Well, PJ IS, of course, a magician. To be sure, yes he is a “musician”, but in reality he creates magical conjunctions without ever fully knowing what will come out of the hat. “If you make a mistake, do it again. Now it’s not a mistake anymore, it’s a part”, as Duane Allman said in Rolling Stone. Chance encounters and mistakes litter his work, but PJ has the historical perspective and musical knowledge to turn these ingredients into a creative, and of course homespun, recipe, rather than simply a melange of sound. Its one thing to throw in the ingredients, even if they are impeccably sourced, stir the pot and hope for the best. But PJ draws deep within himself, to access the parts the beer he had before the show cannot reach.
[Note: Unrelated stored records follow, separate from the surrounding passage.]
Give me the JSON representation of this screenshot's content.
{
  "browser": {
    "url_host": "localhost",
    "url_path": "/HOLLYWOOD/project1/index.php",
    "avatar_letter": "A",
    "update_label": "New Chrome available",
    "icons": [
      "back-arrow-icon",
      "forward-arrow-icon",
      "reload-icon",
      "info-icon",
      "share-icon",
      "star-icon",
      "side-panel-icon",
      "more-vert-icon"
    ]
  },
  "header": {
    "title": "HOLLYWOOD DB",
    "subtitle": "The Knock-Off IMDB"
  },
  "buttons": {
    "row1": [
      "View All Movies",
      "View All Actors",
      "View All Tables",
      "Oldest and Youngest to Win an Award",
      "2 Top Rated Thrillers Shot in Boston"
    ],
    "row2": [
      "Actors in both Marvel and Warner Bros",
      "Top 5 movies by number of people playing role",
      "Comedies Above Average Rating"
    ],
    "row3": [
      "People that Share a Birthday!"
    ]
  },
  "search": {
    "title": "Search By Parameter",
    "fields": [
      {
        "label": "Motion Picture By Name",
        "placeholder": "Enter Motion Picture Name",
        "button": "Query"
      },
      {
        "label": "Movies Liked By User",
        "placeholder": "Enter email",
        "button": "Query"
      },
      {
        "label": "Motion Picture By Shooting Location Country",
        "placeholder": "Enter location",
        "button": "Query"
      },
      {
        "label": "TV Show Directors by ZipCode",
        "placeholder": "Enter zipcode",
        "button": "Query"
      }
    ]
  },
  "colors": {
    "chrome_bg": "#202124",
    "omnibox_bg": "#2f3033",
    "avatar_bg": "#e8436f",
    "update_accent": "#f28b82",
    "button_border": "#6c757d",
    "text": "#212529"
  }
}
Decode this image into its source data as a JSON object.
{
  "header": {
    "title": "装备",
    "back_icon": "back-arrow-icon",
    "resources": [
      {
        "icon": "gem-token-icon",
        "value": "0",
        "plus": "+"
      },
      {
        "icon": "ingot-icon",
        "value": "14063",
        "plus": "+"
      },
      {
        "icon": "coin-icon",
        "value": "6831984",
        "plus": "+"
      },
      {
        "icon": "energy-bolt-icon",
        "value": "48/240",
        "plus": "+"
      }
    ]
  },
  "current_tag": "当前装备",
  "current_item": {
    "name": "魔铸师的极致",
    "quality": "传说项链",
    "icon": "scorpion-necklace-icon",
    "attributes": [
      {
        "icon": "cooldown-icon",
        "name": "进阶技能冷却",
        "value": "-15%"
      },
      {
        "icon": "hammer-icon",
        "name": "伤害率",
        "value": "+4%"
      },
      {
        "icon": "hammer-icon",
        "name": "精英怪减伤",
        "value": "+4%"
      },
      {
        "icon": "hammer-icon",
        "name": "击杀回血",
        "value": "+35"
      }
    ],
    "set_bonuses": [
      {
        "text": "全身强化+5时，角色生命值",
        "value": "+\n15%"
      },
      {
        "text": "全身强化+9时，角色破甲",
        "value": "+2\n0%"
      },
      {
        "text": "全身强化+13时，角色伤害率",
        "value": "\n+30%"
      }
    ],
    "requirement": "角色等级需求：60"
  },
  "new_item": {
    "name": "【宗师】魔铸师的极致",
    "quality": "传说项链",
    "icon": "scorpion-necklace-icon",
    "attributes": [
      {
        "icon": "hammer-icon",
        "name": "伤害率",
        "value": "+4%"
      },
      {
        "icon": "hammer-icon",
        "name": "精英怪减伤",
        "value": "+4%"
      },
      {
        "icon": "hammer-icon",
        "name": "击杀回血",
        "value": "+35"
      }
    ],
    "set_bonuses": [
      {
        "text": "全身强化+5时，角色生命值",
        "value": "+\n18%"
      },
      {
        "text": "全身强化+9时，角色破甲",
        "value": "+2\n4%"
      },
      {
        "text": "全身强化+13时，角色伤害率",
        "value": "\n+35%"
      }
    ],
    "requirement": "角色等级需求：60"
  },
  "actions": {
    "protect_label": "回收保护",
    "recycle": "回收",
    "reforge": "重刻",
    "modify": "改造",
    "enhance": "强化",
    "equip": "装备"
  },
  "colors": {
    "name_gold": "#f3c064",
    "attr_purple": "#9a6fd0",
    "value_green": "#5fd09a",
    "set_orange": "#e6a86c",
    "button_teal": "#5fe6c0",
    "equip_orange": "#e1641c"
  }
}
I see this often close up and first hand; at Lincoln Cathedral for a Spire event in October 2011, the audience broke through the critical psychological barrier in place in front of the performer, having been encouraged by me beforehand to “walk around this amazing building and listen to the sounds from different locations and perspectives.” One chap with a big nose had no sense of space or decorum, and thrust himself right into Jeck’s table of events. Looming over the turntable, as I hovered nearby to repel all borders, he loudly asked: “What is this chap trying to achieve?” Jeck ploughed on, (I managed somehow to deflect the nose’s interest) and produced one of THE great performances. Grace under pressure. [Trans.: That’ll teach the bastard!]
It’s never dull. Evenings in Liverpool involve excellent food, lashings of booze and laughter and a thorough and often surprising musical education... leaping from one side of the sitting room (CDs) to the other (LPs) past the hi-fi, PJ spins a feast of concoctions made from muso-magical ingredients. No barriers, no genres, just quality fare, always, but always with a story. PJ dances around the room, then slumps onto the sofa, wine glass at a tilt, as he listens with amazement to sounds he has heard many times before, but is still as excited and entranced as he ever was by them.
This childlike quality carries over into all aspects of his work and life. Ever-playful, teasing, great jokes (his own and others “fork handles!”), PJ is a straightforward, complicated man. He told me he was 60 in 2011, when in fact it’s 2012... (twice as old as Touch, then!), keenly aware of the transience of things and surprisingly well-read, given his peripatetic education. Very funny and serious; hugely sympathetic to the suffering of others, having done so much himself, but doesn’t suffer fools gladly; the tears of disbelief when he won a hugely prestigious composers award reveal a deep humility. All this is poured into his work, the record deck motors powered by emotion as much as experience and will.
PJ accepts the travails and boredom of travelling as a necessary curse to get where he really wants to be - live behind his decks, spinning, messing, larking about in deadly seriousness. I try to record his sound checks where this balance of opposites plays out most interestingly. Some of the audio gets used as a contribution towards edits he uses for his releases. To PJ they are not enough on their own... merely a chance practice to stretch out, like the footballer on the touchline, warming up. It’s bloody magic to me.
In some ways, to be this age is the perfect place to be. Culturally, he witnessed the great explosions of musical freedom in the 60s and 70s, saw analogue reach its apogee and the transformation info digital. Comfortable with both, he sees their utility and limit. A rough childhood, awakening at Dartington, chance encounters in New York City and elsewhere constitute the creative foundations which now bear fruit.
This is beginning to sound like an obituary.
The Great Jeck. Long may he last!
Mike Harding is the founder and publisher of Touch as well as a respected curator, producer, lecturer, publisher, author as well as editor.
Read more on the Conexions concert series here.